Friday, March 9, 2012

A thing to admit

"Admit" is a word you'd have to teach an English learner very carefully. It brings with it a weightiness; it's a thing you've been carrying around that you really need to set down for a minute. It brings to mind the idea of burden, of secret magnitude. It is not bulbous but meaty, made of stone and carved in the dark alleys of your impulses.

Here is something I'd like to admit:

I hardly ever read (entire) books.

I carry them around a lot. I buy them new, often at full price, and carry them with my laptop while headed to a coffee shop or wine bar to write or edit. Then, I sit them on the table in front of me... and open my laptop. And close it. And leave, books thumbed but not truly entered.

Due to the nature of coffee shop tables—often sticky with cream, sugar, ink that's escaped a page—the books I bring begin to look worn. I go, I come, I take them to my car where they are subject to the weariness of travel. They are on the passenger side floor next to the magazine I edit, they are in the backseat on top of my yoga mat, they are next to me under my Spanish teaching books, fellow warriors in the odd metallic bookcase that is my car.

But they are not often in my hands. Their words remain on the pages and don't travel through me—just, with me.

My current "books I'm walking around with" pile.
Often, we admit things because we'd like to change them. Or, we'd like to think that the admission will spur a change without us having to try so hard. If the whole world can see my faults, perhaps when I am in a coffee shop a friend will come by and ask, "How is that book?" with a wink, and I will know they are part of the team I created to conspire against myself to make me close my laptop, stop working on whatever I'm editing—and editing is also an art to me, but it's so close to my soul art of writing that I can do it and feel productive without producing—and read.

I'm an editor and a writer, but so much of what I do is not reading. I write a piece, and though I'll look it over several times for errors and places to amplify it, this is not reading. I edit other people's work, pull it apart and gnaw on it. And oh, how I remember the details—"This isn't my edited version, this hyphen is not an em dash." But I may not remember the heart of it, even if the peelings are scattered next to me.

To read and read well is a practice. It helps craft the imagination. It helps me sink into that place where I can pull things out and place them, sweaty-handed, on the table in a collage of emotion and inspiration. Reading is the other half of my writing, it is the folded-over blanket, the curve of the body that is so different from the back than the front, but it is still the same body.

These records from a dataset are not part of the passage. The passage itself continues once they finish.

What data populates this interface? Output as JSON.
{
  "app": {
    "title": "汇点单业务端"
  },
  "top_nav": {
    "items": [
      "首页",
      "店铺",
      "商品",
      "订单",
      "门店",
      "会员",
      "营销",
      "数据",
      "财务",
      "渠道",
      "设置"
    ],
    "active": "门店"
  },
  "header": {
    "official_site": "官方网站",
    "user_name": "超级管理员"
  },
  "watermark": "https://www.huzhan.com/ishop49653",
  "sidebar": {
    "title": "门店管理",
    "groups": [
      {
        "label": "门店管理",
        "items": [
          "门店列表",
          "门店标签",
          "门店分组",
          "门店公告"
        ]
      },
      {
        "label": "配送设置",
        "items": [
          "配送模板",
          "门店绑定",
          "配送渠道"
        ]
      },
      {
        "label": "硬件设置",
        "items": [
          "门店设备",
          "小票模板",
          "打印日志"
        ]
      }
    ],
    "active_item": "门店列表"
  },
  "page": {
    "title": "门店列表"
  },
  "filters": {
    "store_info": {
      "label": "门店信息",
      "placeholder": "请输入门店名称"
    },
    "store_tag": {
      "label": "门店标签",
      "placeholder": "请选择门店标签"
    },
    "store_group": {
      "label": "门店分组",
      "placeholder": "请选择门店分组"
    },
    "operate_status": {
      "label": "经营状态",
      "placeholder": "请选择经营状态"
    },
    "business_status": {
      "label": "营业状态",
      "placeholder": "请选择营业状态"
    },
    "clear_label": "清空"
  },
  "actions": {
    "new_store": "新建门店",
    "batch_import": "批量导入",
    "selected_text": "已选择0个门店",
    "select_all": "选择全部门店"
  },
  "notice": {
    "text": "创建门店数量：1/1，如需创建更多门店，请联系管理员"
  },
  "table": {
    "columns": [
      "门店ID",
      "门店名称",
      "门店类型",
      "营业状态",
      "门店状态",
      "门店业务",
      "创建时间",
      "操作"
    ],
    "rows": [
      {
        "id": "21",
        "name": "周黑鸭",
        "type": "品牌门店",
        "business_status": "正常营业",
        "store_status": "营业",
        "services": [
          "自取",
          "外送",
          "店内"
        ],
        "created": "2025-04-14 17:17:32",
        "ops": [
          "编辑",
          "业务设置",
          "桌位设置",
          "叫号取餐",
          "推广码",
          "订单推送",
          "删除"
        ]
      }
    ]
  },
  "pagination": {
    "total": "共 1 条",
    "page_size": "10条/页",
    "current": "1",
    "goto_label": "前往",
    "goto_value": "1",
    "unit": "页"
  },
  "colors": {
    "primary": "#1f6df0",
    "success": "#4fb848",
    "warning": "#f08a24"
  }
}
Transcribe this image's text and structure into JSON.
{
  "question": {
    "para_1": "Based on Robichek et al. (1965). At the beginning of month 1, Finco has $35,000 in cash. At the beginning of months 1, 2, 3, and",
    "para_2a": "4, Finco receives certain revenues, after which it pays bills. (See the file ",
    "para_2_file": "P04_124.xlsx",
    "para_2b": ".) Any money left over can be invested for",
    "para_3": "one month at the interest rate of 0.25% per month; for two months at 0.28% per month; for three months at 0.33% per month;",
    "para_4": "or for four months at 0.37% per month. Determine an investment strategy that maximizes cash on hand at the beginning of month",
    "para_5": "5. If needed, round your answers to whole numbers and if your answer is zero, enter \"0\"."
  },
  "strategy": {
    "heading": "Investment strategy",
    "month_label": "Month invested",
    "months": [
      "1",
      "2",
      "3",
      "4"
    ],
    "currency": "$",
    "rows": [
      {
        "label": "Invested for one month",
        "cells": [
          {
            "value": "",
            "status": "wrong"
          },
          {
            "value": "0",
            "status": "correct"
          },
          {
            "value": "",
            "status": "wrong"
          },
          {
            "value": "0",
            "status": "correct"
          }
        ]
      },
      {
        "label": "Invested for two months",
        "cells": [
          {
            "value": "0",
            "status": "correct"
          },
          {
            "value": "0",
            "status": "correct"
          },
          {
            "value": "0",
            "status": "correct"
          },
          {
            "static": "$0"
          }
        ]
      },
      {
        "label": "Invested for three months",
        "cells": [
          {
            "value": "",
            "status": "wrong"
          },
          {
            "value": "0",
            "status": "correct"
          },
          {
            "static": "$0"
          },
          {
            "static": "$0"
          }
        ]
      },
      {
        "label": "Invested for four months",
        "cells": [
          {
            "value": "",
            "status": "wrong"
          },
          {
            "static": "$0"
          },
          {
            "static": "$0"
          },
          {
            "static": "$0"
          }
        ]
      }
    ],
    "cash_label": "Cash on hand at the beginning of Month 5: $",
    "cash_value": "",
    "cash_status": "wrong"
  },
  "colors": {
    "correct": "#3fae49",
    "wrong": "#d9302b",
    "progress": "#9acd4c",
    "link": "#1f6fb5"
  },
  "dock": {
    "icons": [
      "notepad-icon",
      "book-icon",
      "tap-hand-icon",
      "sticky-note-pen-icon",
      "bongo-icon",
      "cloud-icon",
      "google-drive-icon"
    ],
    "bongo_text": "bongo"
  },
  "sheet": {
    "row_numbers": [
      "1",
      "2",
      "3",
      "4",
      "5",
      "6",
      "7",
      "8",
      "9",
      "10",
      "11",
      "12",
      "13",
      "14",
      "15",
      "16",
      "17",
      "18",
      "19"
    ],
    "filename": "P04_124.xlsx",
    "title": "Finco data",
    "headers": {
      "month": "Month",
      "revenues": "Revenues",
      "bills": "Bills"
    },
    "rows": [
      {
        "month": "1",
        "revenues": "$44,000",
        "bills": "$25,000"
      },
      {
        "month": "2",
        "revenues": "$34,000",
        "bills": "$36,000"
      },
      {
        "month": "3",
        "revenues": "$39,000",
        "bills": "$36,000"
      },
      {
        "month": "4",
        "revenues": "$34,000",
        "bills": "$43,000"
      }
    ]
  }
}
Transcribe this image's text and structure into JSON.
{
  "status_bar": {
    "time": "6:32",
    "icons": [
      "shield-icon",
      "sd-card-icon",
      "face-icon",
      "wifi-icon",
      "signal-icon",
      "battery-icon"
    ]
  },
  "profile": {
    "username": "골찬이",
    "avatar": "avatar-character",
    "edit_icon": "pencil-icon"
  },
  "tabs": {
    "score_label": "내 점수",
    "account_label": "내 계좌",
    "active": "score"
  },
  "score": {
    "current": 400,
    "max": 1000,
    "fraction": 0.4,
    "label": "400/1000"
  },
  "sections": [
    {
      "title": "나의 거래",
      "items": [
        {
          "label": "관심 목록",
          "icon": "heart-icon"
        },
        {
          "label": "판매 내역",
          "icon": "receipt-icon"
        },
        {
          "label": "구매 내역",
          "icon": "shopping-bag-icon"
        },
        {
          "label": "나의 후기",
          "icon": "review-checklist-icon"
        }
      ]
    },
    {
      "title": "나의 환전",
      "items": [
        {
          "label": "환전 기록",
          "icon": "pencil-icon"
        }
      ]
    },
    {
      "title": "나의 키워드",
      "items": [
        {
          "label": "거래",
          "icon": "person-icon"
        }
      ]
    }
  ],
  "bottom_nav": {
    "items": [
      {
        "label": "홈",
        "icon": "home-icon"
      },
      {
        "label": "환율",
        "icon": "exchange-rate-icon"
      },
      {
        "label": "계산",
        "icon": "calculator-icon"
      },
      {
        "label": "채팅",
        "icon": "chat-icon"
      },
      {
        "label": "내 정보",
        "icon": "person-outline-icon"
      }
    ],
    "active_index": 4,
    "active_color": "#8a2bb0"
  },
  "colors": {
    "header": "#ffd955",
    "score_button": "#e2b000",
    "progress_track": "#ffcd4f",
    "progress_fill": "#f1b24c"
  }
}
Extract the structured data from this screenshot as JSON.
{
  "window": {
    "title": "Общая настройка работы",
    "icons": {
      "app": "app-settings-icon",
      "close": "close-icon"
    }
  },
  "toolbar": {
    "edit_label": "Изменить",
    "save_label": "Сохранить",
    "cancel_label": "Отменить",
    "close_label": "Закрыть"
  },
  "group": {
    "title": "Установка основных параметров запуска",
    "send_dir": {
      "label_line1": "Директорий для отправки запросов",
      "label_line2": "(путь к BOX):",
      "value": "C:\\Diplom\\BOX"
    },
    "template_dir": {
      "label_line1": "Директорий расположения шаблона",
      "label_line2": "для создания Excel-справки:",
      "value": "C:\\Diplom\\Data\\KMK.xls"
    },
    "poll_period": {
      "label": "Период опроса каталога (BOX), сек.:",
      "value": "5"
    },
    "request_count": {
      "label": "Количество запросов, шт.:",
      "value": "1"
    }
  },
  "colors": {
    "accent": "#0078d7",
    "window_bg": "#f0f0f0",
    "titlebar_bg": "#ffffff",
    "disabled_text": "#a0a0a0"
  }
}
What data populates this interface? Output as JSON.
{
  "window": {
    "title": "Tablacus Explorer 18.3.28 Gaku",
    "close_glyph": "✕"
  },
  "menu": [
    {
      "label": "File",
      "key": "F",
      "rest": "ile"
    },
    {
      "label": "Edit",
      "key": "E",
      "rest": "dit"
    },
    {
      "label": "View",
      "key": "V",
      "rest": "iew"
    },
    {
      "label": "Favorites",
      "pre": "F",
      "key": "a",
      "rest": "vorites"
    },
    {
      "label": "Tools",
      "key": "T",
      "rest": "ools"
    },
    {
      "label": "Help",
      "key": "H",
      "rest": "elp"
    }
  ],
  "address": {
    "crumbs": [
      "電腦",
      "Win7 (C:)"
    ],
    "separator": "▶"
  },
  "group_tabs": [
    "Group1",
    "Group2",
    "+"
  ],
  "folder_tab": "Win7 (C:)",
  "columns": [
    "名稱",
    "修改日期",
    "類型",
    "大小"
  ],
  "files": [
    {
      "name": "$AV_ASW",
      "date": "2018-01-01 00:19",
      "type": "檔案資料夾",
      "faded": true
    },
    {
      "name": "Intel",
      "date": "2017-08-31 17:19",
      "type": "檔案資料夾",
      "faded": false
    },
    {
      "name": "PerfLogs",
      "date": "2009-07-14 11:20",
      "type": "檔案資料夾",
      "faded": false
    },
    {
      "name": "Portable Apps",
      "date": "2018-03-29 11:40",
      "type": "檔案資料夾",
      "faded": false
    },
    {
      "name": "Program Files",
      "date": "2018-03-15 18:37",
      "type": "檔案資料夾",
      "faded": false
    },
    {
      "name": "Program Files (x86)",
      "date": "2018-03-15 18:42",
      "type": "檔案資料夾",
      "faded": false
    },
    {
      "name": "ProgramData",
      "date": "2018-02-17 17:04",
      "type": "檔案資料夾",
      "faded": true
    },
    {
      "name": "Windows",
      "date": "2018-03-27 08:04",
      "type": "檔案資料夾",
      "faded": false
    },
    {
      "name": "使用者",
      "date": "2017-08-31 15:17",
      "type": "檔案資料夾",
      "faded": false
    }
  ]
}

It is the salve to my ache when that ache is writing, when I have been so far away from it that it scares me. It is the stimulator to my over-edited mind. It is the—here, we're done, we've traveled in and through and out today… where shall we go next?

Thursday, March 8, 2012

On triggers and disarming our inner landmines

We use the word "trigger" when we talk about someone/something that gives us an unpleasant feeling specifically because it relates to a bad experience or a negative issue we haven't worked through.

What he said really triggered me.
It triggers me when she talks about her boss.

I've used it, often back in my early days of Boulder, when every word with a new meaning—"manifest," "project," etc.—begged me to latch on to it, stitch it up in an invisible dictionary and toss it at unsuspecting East Coasters on my trips home.

For example:
Hey, sorry I'm late. But don't worry, I'm manifesting a parking spot right in front of the bar.
I think maybe you're projecting that on to me. Have you tried Emotional Freedom Technique?

But within this exciting world of New Age lexicon, what happens if we don't want to be triggered anymore, when we want to let go of and move through our issues?

Conscious communication gurus (like this guy and this couple, both of whom cradle me in sweet sanity in my darkest moments) teach us that nothing makes us feel a certain way; we own our emotions and we are the creators of how we feel. "You make me happy." No— "I feel happy when I'm around you."

When we say something triggers us, we give it power. Why frame it that way, blocking us from going inward toward further understanding? What does the trigger look like? Is it purple, black, red? What is its shape? Is it the shape of a golf ball, your mother's wedding ring, a ruler, a locker room? How does it smell, how does it taste?

My triggers taste like a French pastry (yes, I made this at Frasca's Caffe).

I'm trying to be grateful to people who trigger me, toward reframing the idea of a trigger and saying instead: this person reminds me that I have armory around, that I have things inside that can explode. Let's disarm the system; let's take out the bullets so there is nothing that can hurt me.

Instead of, "He triggers me," how about, "He helps me to notice my intricate and treacherous inner landscape of security sensors and landmines, and begin the journey toward disarming them." Over an almond-milk latte. On a sunny Boulder no-work weekday.